When I saw people, I only saw myself.
I would think, are they interesting to ME? Were they interested in ME? Were they nice to ME? Did they ask ME enough questions? Is this someone that I can be proud to associate with? I justified this type of approach because after all, this is my free time we are talking about and I was always nice, interesting, and interested in other people, or so I thought. My rationale was that there should be reciprocity of these traits to have quality conversations or relationships with people.
For the last 12 months God has been doing a work in my heart regarding how I view others. He has stretched me and taught me so much, mainly in the mistakes I've made in jumping to conclusions. Two specific thoughts have helped me mature in my perspective:
First, just because I think someone else is lacking basic relationship etiquette or competencies in a certain area, does not make it true. That's a tough one to swallow! What if our observations or perceptions about people are wrong? Our judgement is imperfect.
Secondly, even if somebody is lacking key interpersonal / relationship-building skills, there is often a deeper reason I believe. If someone is quiet, they may be sad or lonely. If someone is rude, they may have been hurt by others in their life. If someone seems self-focused or uninterested in you, maybe they didn't grow up in a family where thoughtfulness or the Golden Rule was displayed. Perhaps people have stolen and taken from them. If someone does not trust you, maybe they were taken advantage of in their life. Maybe they are insecure or lack confidence, or just do not know what to say in certain instances. If we are honest, all of us are relationally deficient in certain areas, some more than others.
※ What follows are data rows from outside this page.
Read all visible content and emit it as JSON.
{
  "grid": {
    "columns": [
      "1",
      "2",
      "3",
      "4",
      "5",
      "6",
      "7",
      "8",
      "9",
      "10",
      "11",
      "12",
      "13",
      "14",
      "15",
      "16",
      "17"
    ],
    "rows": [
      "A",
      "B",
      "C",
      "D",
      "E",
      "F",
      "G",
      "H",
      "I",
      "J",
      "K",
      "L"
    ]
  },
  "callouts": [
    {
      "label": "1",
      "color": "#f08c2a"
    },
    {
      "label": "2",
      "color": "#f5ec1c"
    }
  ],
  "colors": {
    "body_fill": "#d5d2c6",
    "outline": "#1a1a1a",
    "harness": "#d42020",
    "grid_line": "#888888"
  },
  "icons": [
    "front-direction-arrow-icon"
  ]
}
Instead of labeling individuals, I am praying for patience and viewing it as an opportunity to understand them better. Whereas before I would write that person off, I'm now more interested to understand their story, and hopefully their hurts, to understand them better. The more I learn, the more I can help and serve them. I know it sounds weird, but people I would have labeled as boring in the past have become very interesting to me. Trust me, I do not believe I am perfect in this area of relational patience, but I am thankful for the self-awareness God has given me on the topic. In my life, God has already used this new approach as a ministry as relationships were never intended to be about receiving, we are supposed to give and pour into others. We are supposed to love our neighbors as we love ourselves. Reciprocity should not be measured or considered. Ironically, just as scripture promises in Galatians 6:7, the more we invest in others, even those where chemistry or mutual benefit is lacking, the more we will receive in return. Isn't it amazing how when we give up on receiving, we actually receive more? God wants to bless us and give to us, but He wants our motivations to be pure.
When I see you, I want to consider your story, your hurts and your worries. I no longer want to consider myself.